====== Records ======

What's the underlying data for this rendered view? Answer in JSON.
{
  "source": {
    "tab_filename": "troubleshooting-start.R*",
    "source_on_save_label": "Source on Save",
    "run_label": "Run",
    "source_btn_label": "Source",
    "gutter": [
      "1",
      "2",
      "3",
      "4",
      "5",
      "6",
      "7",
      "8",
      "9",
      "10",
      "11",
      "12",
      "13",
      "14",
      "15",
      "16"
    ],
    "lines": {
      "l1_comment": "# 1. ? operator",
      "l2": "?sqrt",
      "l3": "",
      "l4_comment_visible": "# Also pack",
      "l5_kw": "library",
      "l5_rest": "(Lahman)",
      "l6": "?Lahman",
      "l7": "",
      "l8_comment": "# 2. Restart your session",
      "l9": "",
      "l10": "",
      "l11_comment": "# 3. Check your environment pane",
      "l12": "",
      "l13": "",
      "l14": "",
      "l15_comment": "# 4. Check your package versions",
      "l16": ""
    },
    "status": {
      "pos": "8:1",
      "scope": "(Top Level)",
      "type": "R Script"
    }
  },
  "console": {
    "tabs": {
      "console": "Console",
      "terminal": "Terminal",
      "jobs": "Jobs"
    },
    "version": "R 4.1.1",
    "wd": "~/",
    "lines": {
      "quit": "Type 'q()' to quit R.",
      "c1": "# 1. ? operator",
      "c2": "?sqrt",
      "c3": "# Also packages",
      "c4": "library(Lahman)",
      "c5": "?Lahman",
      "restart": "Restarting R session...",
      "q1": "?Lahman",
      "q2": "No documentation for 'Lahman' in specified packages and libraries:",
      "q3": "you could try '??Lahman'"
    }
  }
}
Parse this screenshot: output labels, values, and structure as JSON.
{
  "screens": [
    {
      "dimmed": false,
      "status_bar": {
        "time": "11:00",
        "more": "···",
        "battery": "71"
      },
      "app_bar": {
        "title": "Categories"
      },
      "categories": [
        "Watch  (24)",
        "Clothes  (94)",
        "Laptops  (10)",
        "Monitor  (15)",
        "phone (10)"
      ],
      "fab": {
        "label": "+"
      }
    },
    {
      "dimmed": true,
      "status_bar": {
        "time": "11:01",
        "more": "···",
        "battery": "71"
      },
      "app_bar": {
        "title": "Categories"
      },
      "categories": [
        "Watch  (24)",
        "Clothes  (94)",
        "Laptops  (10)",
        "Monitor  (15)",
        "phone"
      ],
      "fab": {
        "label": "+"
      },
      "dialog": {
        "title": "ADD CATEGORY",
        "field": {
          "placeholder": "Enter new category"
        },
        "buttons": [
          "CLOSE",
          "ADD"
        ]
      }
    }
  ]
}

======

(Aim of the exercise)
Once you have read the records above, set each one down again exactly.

(Task output)
What's the underlying data for this rendered view? Answer in JSON.
{
  "source": {
    "tab_filename": "troubleshooting-start.R*",
    "source_on_save_label": "Source on Save",
    "run_label": "Run",
    "source_btn_label": "Source",
    "gutter": [
      "1",
      "2",
      "3",
      "4",
      "5",
      "6",
      "7",
      "8",
      "9",
      "10",
      "11",
      "12",
      "13",
      "14",
      "15",
      "16"
    ],
    "lines": {
      "l1_comment": "# 1. ? operator",
      "l2": "?sqrt",
      "l3": "",
      "l4_comment_visible": "# Also pack",
      "l5_kw": "library",
      "l5_rest": "(Lahman)",
      "l6": "?Lahman",
      "l7": "",
      "l8_comment": "# 2. Restart your session",
      "l9": "",
      "l10": "",
      "l11_comment": "# 3. Check your environment pane",
      "l12": "",
      "l13": "",
      "l14": "",
      "l15_comment": "# 4. Check your package versions",
      "l16": ""
    },
    "status": {
      "pos": "8:1",
      "scope": "(Top Level)",
      "type": "R Script"
    }
  },
  "console": {
    "tabs": {
      "console": "Console",
      "terminal": "Terminal",
      "jobs": "Jobs"
    },
    "version": "R 4.1.1",
    "wd": "~/",
    "lines": {
      "quit": "Type 'q()' to quit R.",
      "c1": "# 1. ? operator",
      "c2": "?sqrt",
      "c3": "# Also packages",
      "c4": "library(Lahman)",
      "c5": "?Lahman",
      "restart": "Restarting R session...",
      "q1": "?Lahman",
      "q2": "No documentation for 'Lahman' in specified packages and libraries:",
      "q3": "you could try '??Lahman'"
    }
  }
}
Parse this screenshot: output labels, values, and structure as JSON.
{
  "screens": [
    {
      "dimmed": false,
      "status_bar": {
        "time": "11:00",
        "more": "···",
        "battery": "71"
      },
      "app_bar": {
        "title": "Categories"
      },
      "categories": [
        "Watch  (24)",
        "Clothes  (94)",
        "Laptops  (10)",
        "Monitor  (15)",
        "phone (10)"
      ],
      "fab": {
        "label": "+"
      }
    },
    {
      "dimmed": true,
      "status_bar": {
        "time": "11:01",
        "more": "···",
        "battery": "71"
      },
      "app_bar": {
        "title": "Categories"
      },
      "categories": [
        "Watch  (24)",
        "Clothes  (94)",
        "Laptops  (10)",
        "Monitor  (15)",
        "phone"
      ],
      "fab": {
        "label": "+"
      },
      "dialog": {
        "title": "ADD CATEGORY",
        "field": {
          "placeholder": "Enter new category"
        },
        "buttons": [
          "CLOSE",
          "ADD"
        ]
      }
    }
  ]
}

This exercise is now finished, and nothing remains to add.